MIKE CAHILL: (appears surprised by the question, long pause — about 7 seconds) …No.


MIKE CAHILL: This is… not an anti-Atheist film. (slaps table) This is a… (pause) …pro agnostic film.

MOVIEBOB: Given that this is a science-fiction film that has a scientist coming up against a spiritual argument and being sort of “countered,” a bit, on it…

MIKE CAHILL: Ah! Now I see where you’re getting at.

Note: The majority of my questions have been directed to both men, Michael Pitt was largely silent at this point. He was more talkative beforehand, pointing out my video-game themed T-shirt and claiming that they were working on an I Origins game — I think he was kidding.

MOVIEBOB: …so, are you looking forward to a point where the film is “slapped around” a bit by Neil DeGrasse Tyson and Bill Nye?

Both men laughing

MIKE CAHILL: If they watch it that’d be very cool — I like both guys very much. They’re popularizers of science. What they do is important.

We briefly slip off-topic to mutually-gush about how great Cosmos was.

MOVIEBOB: This… could possibly sound incendiary, but I mean it in the spirit of discussion: Are you familiar with a trope in criticism of fiction called “The Manic Pixie Dream Girl?”


MOVIEBOB: What would your response be to someone who —

MIKE CAHILL: Characterizes Astrid’s character…?

MOVIEBOB: As perhaps a “quintessential” MPDG, yeah.

MIKE CAHILL: Watch the movie again. She actually has a great deal of wisdom. She…

MICHAEL PITT: I’m sorry, what… what is that?

MOVIEBOB: It was coined by Nathan Rabin… (short version: I end up reading the TV Tropes definition of a Manic Pixie Dream Girl to Mason Verger. My job is strange.)

MICHAEL PITT: I think what’s interesting about this movie — what I love about Mike Cahill’s writing is that… he may be playing with the idea of a character who might be like that on paper. But when you watch… I think, mechanically, actually the wisest things that are said — the most profound things — are said by this character. And I would say the scene the viewer should pay attention to is the scene with the worms. She uses his work in the laboratory… maybe [Mike Cahill] can explain it better… as an analogy to her point of view.

MIKE CAHILL: Right, yeah. Exactly.

MICHAEL PITT: What she’s talking about is really amazing stuff. In society… That happens, y’know, in society. Intelligence is misguided by people who use big words — people who are formally educated. And the truth is, what’s real… that doesn’t have anything to do with intelligence. It can… mask ignorance.

Note: At this point, Cahill asks if I had read Edwin Abbott’s Flatland, a satirical novella from 1884. I had not. He recommends it.

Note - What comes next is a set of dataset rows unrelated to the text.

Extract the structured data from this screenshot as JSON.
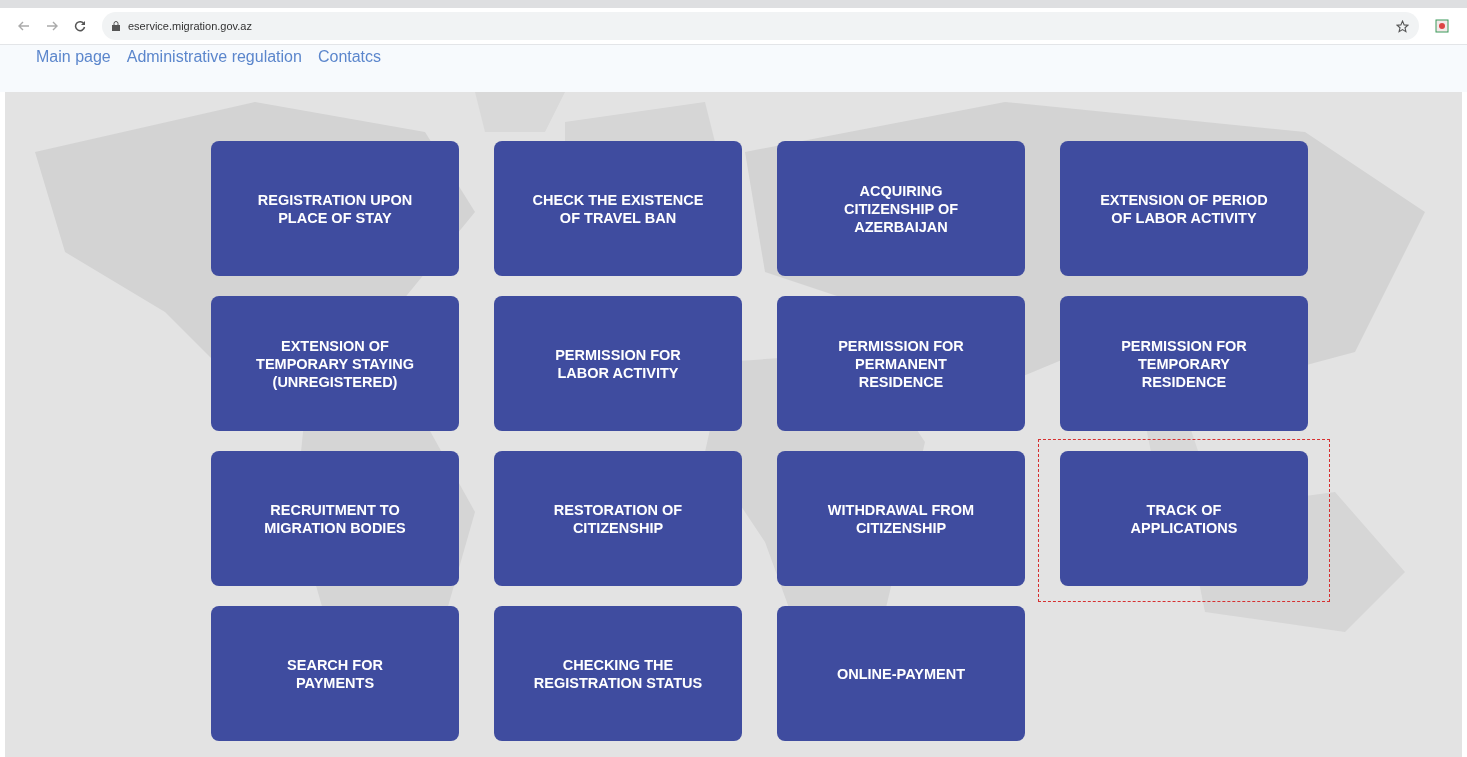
{
  "browser": {
    "url": "eservice.migration.gov.az"
  },
  "nav": [
    {
      "label": "Main page"
    },
    {
      "label": "Administrative regulation"
    },
    {
      "label": "Contatcs"
    }
  ],
  "tiles": [
    {
      "label": "REGISTRATION UPON PLACE OF STAY",
      "highlighted": false
    },
    {
      "label": "CHECK THE EXISTENCE OF TRAVEL BAN",
      "highlighted": false
    },
    {
      "label": "ACQUIRING CITIZENSHIP OF AZERBAIJAN",
      "highlighted": false
    },
    {
      "label": "EXTENSION OF PERIOD OF LABOR ACTIVITY",
      "highlighted": false
    },
    {
      "label": "EXTENSION OF TEMPORARY STAYING (UNREGISTERED)",
      "highlighted": false
    },
    {
      "label": "PERMISSION FOR LABOR ACTIVITY",
      "highlighted": false
    },
    {
      "label": "PERMISSION FOR PERMANENT RESIDENCE",
      "highlighted": false
    },
    {
      "label": "PERMISSION FOR TEMPORARY RESIDENCE",
      "highlighted": false
    },
    {
      "label": "RECRUITMENT TO MIGRATION BODIES",
      "highlighted": false
    },
    {
      "label": "RESTORATION OF CITIZENSHIP",
      "highlighted": false
    },
    {
      "label": "WITHDRAWAL FROM CITIZENSHIP",
      "highlighted": false
    },
    {
      "label": "TRACK OF APPLICATIONS",
      "highlighted": true
    },
    {
      "label": "SEARCH FOR PAYMENTS",
      "highlighted": false
    },
    {
      "label": "CHECKING THE REGISTRATION STATUS",
      "highlighted": false
    },
    {
      "label": "ONLINE-PAYMENT",
      "highlighted": false
    }
  ]
}
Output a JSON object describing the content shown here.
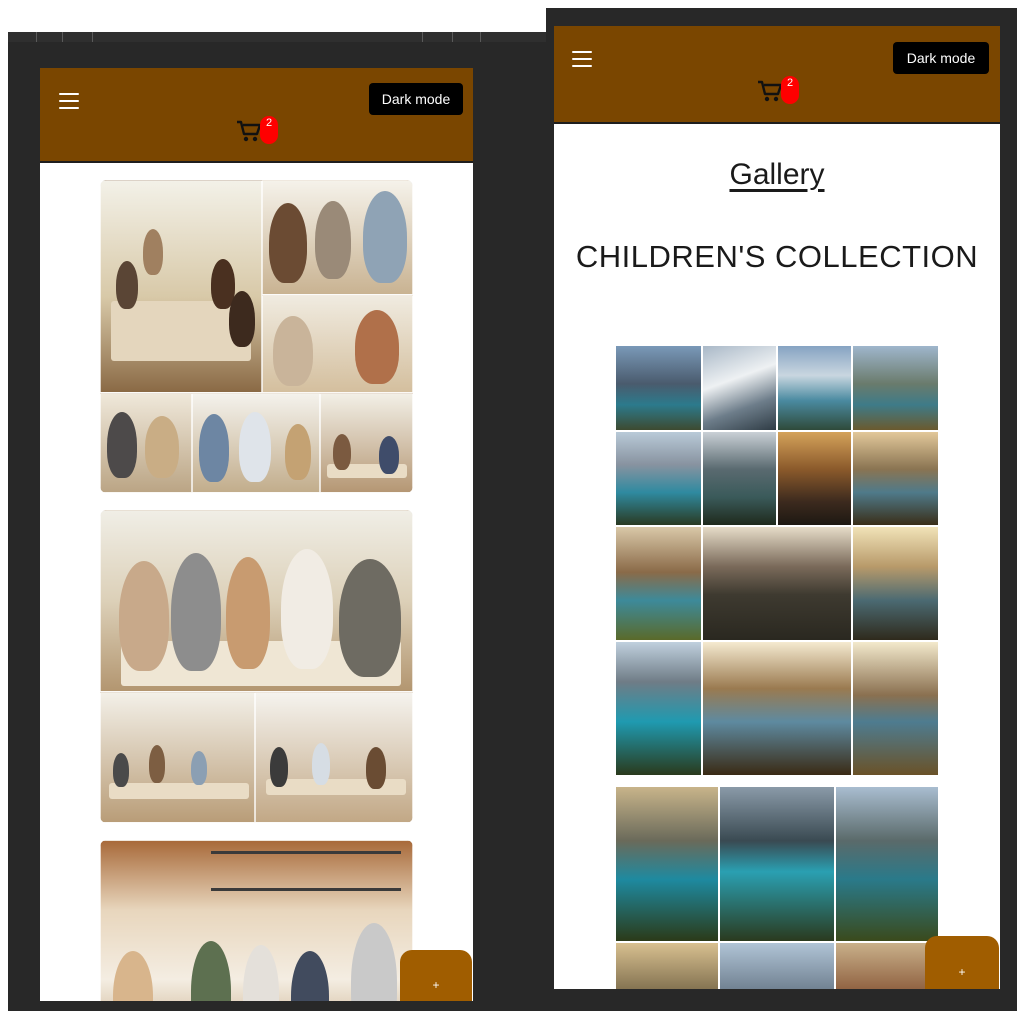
{
  "left_screen": {
    "header": {
      "menu_icon": "hamburger-icon",
      "dark_mode_label": "Dark mode",
      "cart_icon": "cart-icon",
      "cart_count": "2",
      "bg_color": "#7a4600"
    },
    "fab_label": "+"
  },
  "right_screen": {
    "header": {
      "menu_icon": "hamburger-icon",
      "dark_mode_label": "Dark mode",
      "cart_icon": "cart-icon",
      "cart_count": "2",
      "bg_color": "#7a4600"
    },
    "gallery_title": "Gallery",
    "collection_title": "CHILDREN'S COLLECTION",
    "fab_label": "+"
  }
}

MIKE CAHILL: So… yeah, I think Manic Pixie Dream Girl trope is bullshit.

MOVIEBOB: Did you (Pitt) research your character’s field of study?

MICHAEL PITT: No, I don’t research much. (laugh, he is kidding) No, yeah. I’d have liked to research even more. I’m super fascinated by this stuff.

As it turns out, Pitt studied in a Johns Hopkins facility where Cahill’s brother is a scientist to prepare for the part. Around this point, the publicist gives us the wrap-it-up signal.

MOVIEBOB: (to Pitt) I apologize in advance but my [family member] will kill me if I don’t ask you this…


MOVIEBOB: Will you be back for another season on Hannibal?

MICHAEL PITT: (Laughing — I think he thought I was going to ask about something else?) …why would you apologize for asking that?

MOVIEBOB: Well, it’s sometimes considered a faux-pas to ask about an unrelated project and…

MIKE CAHILL: Shouldn’t you should be apologizing to me, then? (Laughs)

MICHAEL PITT: I’d love to, I’d love to. We’re trying to work it out.

About the author

Bob Chipman
Bob Chipman is a critic and author.